K・P・S Noboru Ueki + Yūshi Kobayashi

Noboru Ueki + Yūshi Kobayashi

Dates|September 14 – October 6, 2019
Venue|MEM map
Open hours|12:00-20:00
Closed on Mondays [Unless it is a public holiday or a compensating holiday, in which case will be closed on Tuesday.]

Lecture / Opening Reception
Date&Hour|September 14, 18:00 –

Guest|Ryuichi Kaneko (Photography historian)
Admission free, Japanese version only.
Opening reception will be held after the talk.

The Kyoto Photography Society (K・P・S) was founded in the 1920s by Mr. Motohiko Goto, a medical student of Kyoto Imperial University (renamed Kyoto University in 1947) who was also well versed in aesthetics. Along with the Naniwa Photography Club, Tampei Photography Club and Ashiya Camera Club, it was one of the amateur photography groups in Kyoto at that time. When founded, many of the painting-like works were in the style of so-called art photography but the influence of avant-garde photography and surrealism gradually began to appear. Attempts to experiment with photomontage and abstract photography were revealed one after another by members especially after the war. The first postwar reconstruction exhibition, referred to as the Free Art Association exhibition, was held in 1948 at the Daimaru department store in Kyoto. 18 members exhibited roughly 80 works, 30 of which were abstract colour photographs unusual at that time. This exhibition draws attention to the activity of the Kyoto Photography Society (K・P・S) still unclear in terms of Japanese photographic history and introduces the work of artists representative of that period, Mr. Noboru Ueki and Mr. Yūshi Kobayashi.

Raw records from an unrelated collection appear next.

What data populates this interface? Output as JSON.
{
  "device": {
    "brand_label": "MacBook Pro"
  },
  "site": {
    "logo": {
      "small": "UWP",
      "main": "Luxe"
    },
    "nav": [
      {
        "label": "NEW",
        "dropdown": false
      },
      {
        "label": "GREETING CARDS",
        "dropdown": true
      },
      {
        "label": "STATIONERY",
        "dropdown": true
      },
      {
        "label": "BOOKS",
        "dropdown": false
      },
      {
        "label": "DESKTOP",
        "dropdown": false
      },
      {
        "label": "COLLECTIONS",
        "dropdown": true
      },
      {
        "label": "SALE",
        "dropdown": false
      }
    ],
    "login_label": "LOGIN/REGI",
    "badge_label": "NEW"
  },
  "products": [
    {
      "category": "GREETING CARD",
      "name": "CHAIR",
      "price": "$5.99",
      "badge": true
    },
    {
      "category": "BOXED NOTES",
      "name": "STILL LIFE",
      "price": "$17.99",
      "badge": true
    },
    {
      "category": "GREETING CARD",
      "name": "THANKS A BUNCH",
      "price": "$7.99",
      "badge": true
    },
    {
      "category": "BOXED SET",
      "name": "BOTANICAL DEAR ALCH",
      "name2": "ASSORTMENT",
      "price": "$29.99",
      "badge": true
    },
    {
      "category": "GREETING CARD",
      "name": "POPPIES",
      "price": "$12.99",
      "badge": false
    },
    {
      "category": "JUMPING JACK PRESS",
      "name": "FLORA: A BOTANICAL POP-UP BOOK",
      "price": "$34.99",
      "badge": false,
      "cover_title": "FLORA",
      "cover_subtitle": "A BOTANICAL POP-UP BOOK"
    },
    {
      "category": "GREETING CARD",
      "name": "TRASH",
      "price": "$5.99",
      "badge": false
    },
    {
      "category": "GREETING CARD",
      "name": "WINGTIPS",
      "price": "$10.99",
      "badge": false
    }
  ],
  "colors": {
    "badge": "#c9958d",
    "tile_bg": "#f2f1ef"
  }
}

Ueki, who also participated in the 1st International Subjective Photography exhibition in 1956, is known for his work comprised of hand painted abstract objects, and works typical of Kobayashi are montages of staged still life, architecture and urban landscapes that emerged during postwar reconstruction. The exhibition considers how the avant-garde expression of photography developed before the war was inherited and developed further by the Kyoto Photography Society (K・P・S) displaying prints by Ueki and Kobayashi from the late 1940s to the 1950s.